By Ajoy K. Das
India’s Ministry of Mines has commenced the process of framing a National Mineral Index (NMI) of various minerals, but the mining industry has opposed some of the benchmarks being considered in evolving such an index.

The NMI, as proposed by the government, would form the basis of all statutory payments like auction premium, royalty, district mineral fund (DMF) contribution that goes toward development of a local area affected by mining and National Mineral Exploration Trust (NMET).

As things stand now, the Ministry of Mines is proposed to frame NMI for minerals based on National Coal Index (NCI), which is based on state-run miner, Coal India Ltd.’s (CIL) notified sale price, CIL auction selling price and import price.

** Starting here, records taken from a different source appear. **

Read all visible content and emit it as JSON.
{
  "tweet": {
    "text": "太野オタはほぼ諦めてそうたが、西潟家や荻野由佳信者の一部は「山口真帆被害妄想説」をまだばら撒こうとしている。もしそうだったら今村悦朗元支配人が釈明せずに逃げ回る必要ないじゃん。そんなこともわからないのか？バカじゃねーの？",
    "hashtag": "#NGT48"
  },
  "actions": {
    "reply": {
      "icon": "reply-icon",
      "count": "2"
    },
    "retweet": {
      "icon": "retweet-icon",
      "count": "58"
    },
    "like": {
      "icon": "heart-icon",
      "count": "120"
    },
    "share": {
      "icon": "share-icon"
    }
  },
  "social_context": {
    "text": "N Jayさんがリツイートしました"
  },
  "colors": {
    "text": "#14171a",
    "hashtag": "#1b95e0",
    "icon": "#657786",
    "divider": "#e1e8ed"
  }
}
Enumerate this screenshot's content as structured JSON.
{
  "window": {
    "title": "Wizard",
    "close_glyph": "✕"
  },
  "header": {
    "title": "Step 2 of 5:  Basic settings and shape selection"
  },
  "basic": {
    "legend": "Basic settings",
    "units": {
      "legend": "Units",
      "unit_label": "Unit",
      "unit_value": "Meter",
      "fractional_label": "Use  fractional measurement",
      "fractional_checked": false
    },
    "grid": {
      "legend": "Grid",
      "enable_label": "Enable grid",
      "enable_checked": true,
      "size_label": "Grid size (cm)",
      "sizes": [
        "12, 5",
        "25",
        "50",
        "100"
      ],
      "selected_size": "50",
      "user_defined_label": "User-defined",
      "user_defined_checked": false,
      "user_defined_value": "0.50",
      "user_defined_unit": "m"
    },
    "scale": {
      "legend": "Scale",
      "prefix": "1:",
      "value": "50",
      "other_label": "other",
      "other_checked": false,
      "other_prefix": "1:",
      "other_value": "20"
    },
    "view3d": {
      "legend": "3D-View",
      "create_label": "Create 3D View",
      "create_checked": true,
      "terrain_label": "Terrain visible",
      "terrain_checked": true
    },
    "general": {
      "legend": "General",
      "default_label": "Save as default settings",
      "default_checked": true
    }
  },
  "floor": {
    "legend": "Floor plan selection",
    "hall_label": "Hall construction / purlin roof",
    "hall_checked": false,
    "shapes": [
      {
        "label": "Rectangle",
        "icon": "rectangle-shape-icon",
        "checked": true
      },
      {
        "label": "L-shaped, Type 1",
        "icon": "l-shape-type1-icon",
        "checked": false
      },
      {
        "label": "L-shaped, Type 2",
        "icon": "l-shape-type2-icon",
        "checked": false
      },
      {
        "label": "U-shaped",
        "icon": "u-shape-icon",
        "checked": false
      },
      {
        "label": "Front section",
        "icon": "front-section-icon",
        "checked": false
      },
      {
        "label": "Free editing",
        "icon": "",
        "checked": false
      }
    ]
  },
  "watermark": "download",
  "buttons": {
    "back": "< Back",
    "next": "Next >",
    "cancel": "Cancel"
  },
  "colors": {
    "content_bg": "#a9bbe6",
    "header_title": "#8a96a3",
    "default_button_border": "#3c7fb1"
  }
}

However, the domestic mining industry has pointed out that while the bulk volume of coal produced in the country is consumed for power generation, which is a government-regulated sector where tariffs are government determined, non-coal minerals are consumed by non-regulated industries like steel, aluminum, cement and the like. Hence, methodology for the calculation of NMI should be fundamentally different that NCI.

In a communication to the Ministry of Mines, the Federation of Indian Mineral Industries (FIMI), the apex representative body of domestic miners pointed out that basic premise of NMI is that present statutory payment including auction premium royalties, DMF, NMET are absed in “Average Selling Price (ASP)” published by the Indian Bureau of Mines (IBM).

FIMI has argued that the present system of ASP is a realistic price discovery mechanism where the actual transaction price of the top 10 non-captive mines in each state sold at an arm’s length is captured, and in short ASP is the weighted average of the ex-mine price of all non-captive mines.